As for burning Kaepernick’s jersey, it isn’t unlike burning in effigy or—dare I say—lynching. It’s an attempt to shame and quiet a black man, and it matters not one bit that he’s half white and grew up with white patents. It’s an attempt to quell discussion on race and a refusal to acknowledge that race is an issue because contrary to the idiotic beliefs of Ann Coulter, racism in this country is not dead. It thrives in overt and subtle ways, one of which is the unquestioning, “leave this country if you disagree” patriotism of those who burn Kaepernick’s jersey because it does nothing to challenge the status quo or learn from the history of race relations in this country. It does nothing to understand the motivations of the man or the idea he’s trying to represent. It’s just a reaction, a judgement. It’s a self-congratulatory and self-satisfied pat on the back. It’s a hope that by half time the noise will have died down and we can all get back to what really matters, football.

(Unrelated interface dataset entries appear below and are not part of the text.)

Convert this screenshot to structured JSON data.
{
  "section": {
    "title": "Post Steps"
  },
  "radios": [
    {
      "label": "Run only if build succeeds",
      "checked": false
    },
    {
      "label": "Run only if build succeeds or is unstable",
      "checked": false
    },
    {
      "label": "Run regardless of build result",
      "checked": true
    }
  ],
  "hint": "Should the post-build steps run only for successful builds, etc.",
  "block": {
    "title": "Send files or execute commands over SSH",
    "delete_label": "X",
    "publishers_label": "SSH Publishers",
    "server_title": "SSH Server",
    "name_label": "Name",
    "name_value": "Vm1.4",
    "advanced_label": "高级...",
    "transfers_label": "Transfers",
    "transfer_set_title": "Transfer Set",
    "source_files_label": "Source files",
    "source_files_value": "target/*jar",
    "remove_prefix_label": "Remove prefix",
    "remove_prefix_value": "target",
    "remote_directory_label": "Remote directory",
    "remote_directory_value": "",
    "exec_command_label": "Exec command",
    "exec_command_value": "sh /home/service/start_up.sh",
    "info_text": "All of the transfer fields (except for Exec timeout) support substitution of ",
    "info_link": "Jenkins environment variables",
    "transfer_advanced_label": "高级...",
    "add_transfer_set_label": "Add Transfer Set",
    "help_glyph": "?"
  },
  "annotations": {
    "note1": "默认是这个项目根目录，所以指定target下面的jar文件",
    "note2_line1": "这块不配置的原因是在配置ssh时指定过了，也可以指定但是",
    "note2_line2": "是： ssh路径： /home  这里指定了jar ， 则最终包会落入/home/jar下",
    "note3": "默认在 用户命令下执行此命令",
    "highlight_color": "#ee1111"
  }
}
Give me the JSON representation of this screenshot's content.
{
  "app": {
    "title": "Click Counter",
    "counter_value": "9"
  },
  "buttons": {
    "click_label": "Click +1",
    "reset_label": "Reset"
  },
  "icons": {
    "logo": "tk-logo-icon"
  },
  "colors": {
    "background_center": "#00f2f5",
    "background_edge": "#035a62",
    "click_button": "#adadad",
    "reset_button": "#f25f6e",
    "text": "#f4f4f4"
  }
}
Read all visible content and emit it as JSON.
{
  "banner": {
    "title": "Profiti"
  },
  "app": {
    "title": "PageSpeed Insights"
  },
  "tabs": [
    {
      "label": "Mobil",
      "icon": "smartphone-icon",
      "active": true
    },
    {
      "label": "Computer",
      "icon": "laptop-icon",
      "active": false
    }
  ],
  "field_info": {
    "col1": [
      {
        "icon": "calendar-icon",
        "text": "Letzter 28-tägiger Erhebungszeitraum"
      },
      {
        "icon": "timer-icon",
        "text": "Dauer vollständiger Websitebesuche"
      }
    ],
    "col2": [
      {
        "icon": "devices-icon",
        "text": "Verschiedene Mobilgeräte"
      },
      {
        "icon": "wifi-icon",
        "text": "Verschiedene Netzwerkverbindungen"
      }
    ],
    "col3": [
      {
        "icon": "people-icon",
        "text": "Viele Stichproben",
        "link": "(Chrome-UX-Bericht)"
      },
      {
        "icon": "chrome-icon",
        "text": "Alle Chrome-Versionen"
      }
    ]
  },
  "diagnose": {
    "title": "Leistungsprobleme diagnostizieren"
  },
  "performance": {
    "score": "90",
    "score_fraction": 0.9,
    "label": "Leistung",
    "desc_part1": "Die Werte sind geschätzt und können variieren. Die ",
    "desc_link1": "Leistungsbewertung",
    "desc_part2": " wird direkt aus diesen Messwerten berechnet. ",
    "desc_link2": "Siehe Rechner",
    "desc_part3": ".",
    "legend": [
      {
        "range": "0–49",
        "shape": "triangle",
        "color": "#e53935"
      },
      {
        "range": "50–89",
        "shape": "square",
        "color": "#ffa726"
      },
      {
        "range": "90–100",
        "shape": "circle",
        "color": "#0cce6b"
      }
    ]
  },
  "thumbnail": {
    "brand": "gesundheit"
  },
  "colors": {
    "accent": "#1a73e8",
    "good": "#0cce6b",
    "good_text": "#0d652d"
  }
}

I would say then that Kaepernick is more patriotic than those who burn his jersey or suggest he should leave the country. He loves this country and the opportunities it has afforded him. He respects the military and even the flag, but he isn’t blind to the injustices that still pervade our system of justice. The difference between him and the shirt burners is that he doesn’t think America is perfect. He loves it, but he wants to make this country a better place. He understands that there is room for improvement. He doesn’t accept it all on face value without thought or question as if it’s some sort of religion. And that’s what real love is. It pushes us to make those we love better and hopes they will do the same for us.
Love it or leave it?
I say, Love it, but be angry when it lets you down, when it lets even one of its citizens down, and strive to make it better. Take a stand when you need to. Or sometimes, kneel.